:: Extracted records
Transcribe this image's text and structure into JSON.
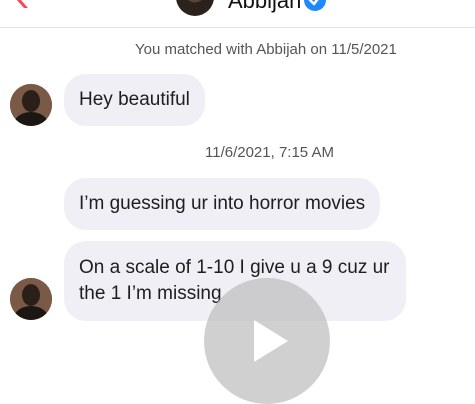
{
  "header": {
    "contact_name": "Abbijah",
    "back_icon": "chevron-left-icon",
    "verified_icon": "verified-badge-icon",
    "accent_color": "#ff4458",
    "verified_color": "#1e88ff"
  },
  "conversation": {
    "match_notice": "You matched with Abbijah on 11/5/2021",
    "timestamp": "11/6/2021, 7:15 AM",
    "messages": [
      {
        "text": "Hey beautiful"
      },
      {
        "text": "I’m guessing ur into horror movies"
      },
      {
        "text": "On a scale of 1-10 I give u a 9 cuz ur the 1 I’m missing"
      }
    ]
  },
  "overlay": {
    "icon": "play-icon"
  }
}
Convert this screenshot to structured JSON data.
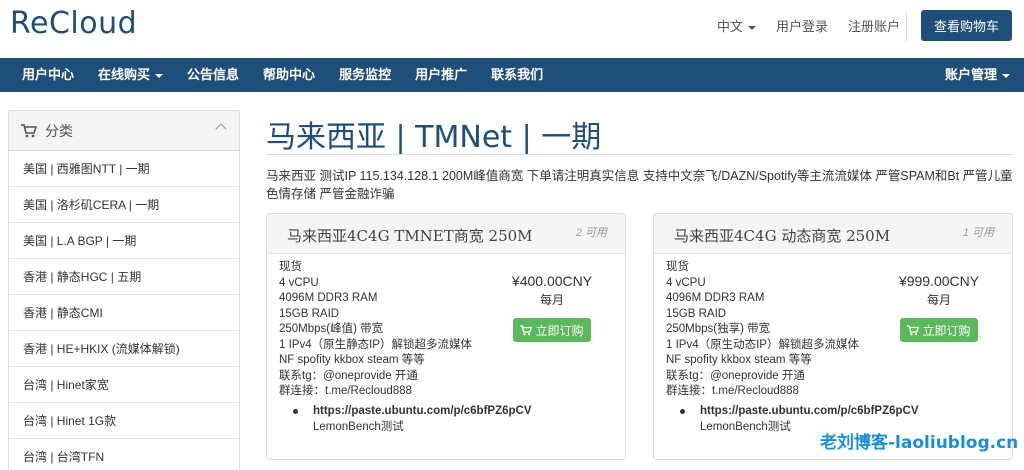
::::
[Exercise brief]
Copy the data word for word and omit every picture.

[Reply]
Transcribe this image's text and structure into JSON.
{
  "header": {
    "contact_name": "Abbijah",
    "back_icon": "chevron-left-icon",
    "verified_icon": "verified-badge-icon",
    "accent_color": "#ff4458",
    "verified_color": "#1e88ff"
  },
  "conversation": {
    "match_notice": "You matched with Abbijah on 11/5/2021",
    "timestamp": "11/6/2021, 7:15 AM",
    "messages": [
      {
        "text": "Hey beautiful"
      },
      {
        "text": "I’m guessing ur into horror movies"
      },
      {
        "text": "On a scale of 1-10 I give u a 9 cuz ur the 1 I’m missing"
      }
    ]
  },
  "overlay": {
    "icon": "play-icon"
  }
}
Convert this screenshot to structured JSON data.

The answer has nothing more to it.